Assistant Professor and Milstein Faculty Fellow
Nicholas Mulder works on European and international history from the nineteenth century to the present. His research focuses on political, economic, and intellectual history, with particular attention to the era of the world wars between 1914 and 1945.
His first book, The Economic Weapon: The Rise of Sanctions as a Tool of Modern War, appeared in January 2022 with Yale University Press. It is a history of the interwar origins of economic sanctions, showing how they reconfigured international affairs by enabling distant coercion against civilian societies in peacetime. Based on wartime blockade practices, the instrument of sanctions offered a novel way to prevent war. It became embedded in the League of Nations and national state policy, and spurred new economic interventions, as well as anti-liberal bids for autarky. The book argues that sanctions were a potent but unstable and unpredictable political tool, one whose importance to the international crisis of the 1930s and 1940s is much greater than usually assumed.
His second project, The Age of Confiscation, is an international history of expropriation. The book focuses on the process of making and taking property within the great transformations of the 19th and 20th centuries, and examines how large-scale asset transfers have been a vital force in the political and economic history of capitalist democracies.
Mulder's other interests include the experience of small countries in the global condition, the history of political and economic thought, and philosophy of history.
Mulder has written about European history, politics, economics, and international affairs for The Economist, Financial Times, The Wall Street Journal, The Guardian, Foreign Affairs, Foreign Policy, n+1, New Left Review, The Nation, The New Statesman, Merkur, Dissent, H-Diplo, Het Financieel Dagblad, Le Grand Continent, Internazionale and other publications. Links to his articles, essays, and book reviews are available through his personal website.
- Political and economic history of modern Europe
- International history
- Historical political economy
- Economic sanctions
- Confiscation and property regimes

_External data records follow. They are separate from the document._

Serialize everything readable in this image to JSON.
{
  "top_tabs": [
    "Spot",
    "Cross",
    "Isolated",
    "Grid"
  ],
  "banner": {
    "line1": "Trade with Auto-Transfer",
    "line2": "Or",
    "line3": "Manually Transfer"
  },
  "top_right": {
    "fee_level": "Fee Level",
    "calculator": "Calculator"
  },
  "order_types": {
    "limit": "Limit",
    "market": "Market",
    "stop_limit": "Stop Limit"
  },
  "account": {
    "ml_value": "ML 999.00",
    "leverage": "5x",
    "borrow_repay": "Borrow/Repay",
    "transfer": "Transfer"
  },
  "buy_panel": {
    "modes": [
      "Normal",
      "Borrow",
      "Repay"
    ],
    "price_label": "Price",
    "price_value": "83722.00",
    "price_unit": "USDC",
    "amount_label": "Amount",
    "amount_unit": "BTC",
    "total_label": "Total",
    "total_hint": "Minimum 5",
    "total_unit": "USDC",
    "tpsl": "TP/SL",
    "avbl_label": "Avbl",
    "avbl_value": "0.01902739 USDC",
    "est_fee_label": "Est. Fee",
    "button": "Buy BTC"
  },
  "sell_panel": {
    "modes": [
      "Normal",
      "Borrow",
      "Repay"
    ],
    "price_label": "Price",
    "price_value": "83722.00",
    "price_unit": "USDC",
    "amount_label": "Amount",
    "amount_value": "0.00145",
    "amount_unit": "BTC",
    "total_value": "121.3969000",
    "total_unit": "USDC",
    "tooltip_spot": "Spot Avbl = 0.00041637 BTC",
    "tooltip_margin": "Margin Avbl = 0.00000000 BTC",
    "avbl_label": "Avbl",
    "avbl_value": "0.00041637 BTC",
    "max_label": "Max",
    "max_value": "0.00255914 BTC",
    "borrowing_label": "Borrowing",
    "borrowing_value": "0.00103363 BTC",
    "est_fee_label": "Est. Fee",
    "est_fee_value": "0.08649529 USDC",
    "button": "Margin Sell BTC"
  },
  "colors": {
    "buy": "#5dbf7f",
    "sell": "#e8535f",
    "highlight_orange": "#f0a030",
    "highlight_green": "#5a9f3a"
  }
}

- History of war (especially WWI)
- Varieties of internationalism
- History of international law
The Economic Weapon: The Rise of Sanctions as a Tool of Modern War (New Haven & London: Yale University Press, 2022).
(With Boyd van Dijk), "Why Did Starvation Not Become the Paradigmatic War Crime in International Law?" in Kevin Jon Heller and Ingo Venzke, eds., Contingency in International Law: On the Possibility of Different Legal Histories (Oxford: Oxford University Press, 2021), pp. 370-390.

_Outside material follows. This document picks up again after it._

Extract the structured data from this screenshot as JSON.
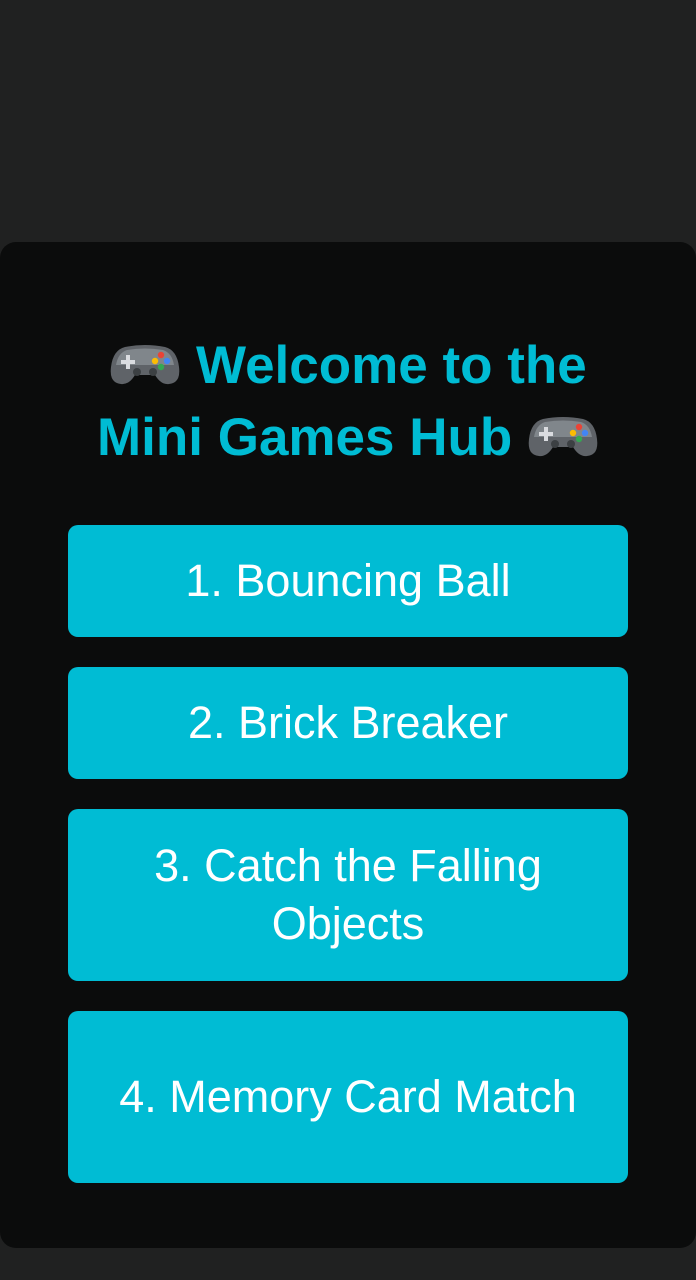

‘The Trading with the Enemy Acts in the Age of Expropriation, 1914-1949,’ Journal of Global History Vol. 15, No. 1 (March 2020).
‘‘A Retrograde Tendency’: The Expropriation of German Property in the Versailles Treaty,’ Journal of the History of International Law/Revue d'histoire du droit international Vol. 22, No. 1 (2020).
‘The Rise and Fall of Euro-American Inter-State War,’ Review of Oona Hathaway and Scott Shapiro, The Internationalists: How a Radical Plan to Outlaw War Changed the World (Simon & Schuster, 2017), Humanity, Vol. 10, No. 1 (Spring 2019).
‘War Finance,’ in Ute Daniel, Peter Gatrell, Oliver Janz, Heather Jones, Jennifer Keene, Alan Kramer, and Bill Nasson, eds., 1914-1918-online. International Encyclopedia of the First World War, Freie Universität Berlin (February 2018).